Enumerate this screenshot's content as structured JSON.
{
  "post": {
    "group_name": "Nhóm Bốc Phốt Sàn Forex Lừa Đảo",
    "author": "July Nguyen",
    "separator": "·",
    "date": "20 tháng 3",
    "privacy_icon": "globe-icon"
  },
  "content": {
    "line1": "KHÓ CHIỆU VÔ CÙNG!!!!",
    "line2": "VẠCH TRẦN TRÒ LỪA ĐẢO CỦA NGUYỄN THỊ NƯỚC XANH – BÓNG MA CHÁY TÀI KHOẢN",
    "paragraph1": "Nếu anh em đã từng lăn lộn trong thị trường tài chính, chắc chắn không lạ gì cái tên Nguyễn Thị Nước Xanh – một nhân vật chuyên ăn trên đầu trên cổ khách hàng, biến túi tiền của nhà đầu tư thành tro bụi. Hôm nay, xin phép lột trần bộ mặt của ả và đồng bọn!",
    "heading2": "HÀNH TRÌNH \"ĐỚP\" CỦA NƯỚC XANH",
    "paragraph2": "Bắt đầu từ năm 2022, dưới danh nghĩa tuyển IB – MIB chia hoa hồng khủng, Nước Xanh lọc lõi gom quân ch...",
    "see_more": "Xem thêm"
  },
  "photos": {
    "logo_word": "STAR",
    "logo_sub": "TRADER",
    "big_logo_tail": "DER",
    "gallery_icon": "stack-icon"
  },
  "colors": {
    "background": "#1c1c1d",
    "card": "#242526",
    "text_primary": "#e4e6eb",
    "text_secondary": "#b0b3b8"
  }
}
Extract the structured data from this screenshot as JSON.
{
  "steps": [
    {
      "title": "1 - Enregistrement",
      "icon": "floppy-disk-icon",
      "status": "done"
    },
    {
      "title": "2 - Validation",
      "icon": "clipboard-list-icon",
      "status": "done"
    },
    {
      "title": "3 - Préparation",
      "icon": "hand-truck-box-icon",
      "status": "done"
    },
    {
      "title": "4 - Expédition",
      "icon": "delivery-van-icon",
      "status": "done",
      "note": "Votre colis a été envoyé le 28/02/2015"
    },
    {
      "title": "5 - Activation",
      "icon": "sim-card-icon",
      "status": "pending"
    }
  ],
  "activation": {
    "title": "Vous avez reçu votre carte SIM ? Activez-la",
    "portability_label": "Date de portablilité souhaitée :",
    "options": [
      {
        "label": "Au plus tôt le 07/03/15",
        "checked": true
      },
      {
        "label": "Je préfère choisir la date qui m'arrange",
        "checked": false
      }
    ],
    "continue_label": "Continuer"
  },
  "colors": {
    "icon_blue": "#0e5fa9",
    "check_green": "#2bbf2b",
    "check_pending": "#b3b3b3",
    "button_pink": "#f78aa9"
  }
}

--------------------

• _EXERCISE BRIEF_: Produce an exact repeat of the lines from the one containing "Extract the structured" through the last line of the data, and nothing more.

• _TASK RESULT_:
Extract the structured data from this screenshot as JSON.
{
  "steps": [
    {
      "title": "1 - Enregistrement",
      "icon": "floppy-disk-icon",
      "status": "done"
    },
    {
      "title": "2 - Validation",
      "icon": "clipboard-list-icon",
      "status": "done"
    },
    {
      "title": "3 - Préparation",
      "icon": "hand-truck-box-icon",
      "status": "done"
    },
    {
      "title": "4 - Expédition",
      "icon": "delivery-van-icon",
      "status": "done",
      "note": "Votre colis a été envoyé le 28/02/2015"
    },
    {
      "title": "5 - Activation",
      "icon": "sim-card-icon",
      "status": "pending"
    }
  ],
  "activation": {
    "title": "Vous avez reçu votre carte SIM ? Activez-la",
    "portability_label": "Date de portablilité souhaitée :",
    "options": [
      {
        "label": "Au plus tôt le 07/03/15",
        "checked": true
      },
      {
        "label": "Je préfère choisir la date qui m'arrange",
        "checked": false
      }
    ],
    "continue_label": "Continuer"
  },
  "colors": {
    "icon_blue": "#0e5fa9",
    "check_green": "#2bbf2b",
    "check_pending": "#b3b3b3",
    "button_pink": "#f78aa9"
  }
}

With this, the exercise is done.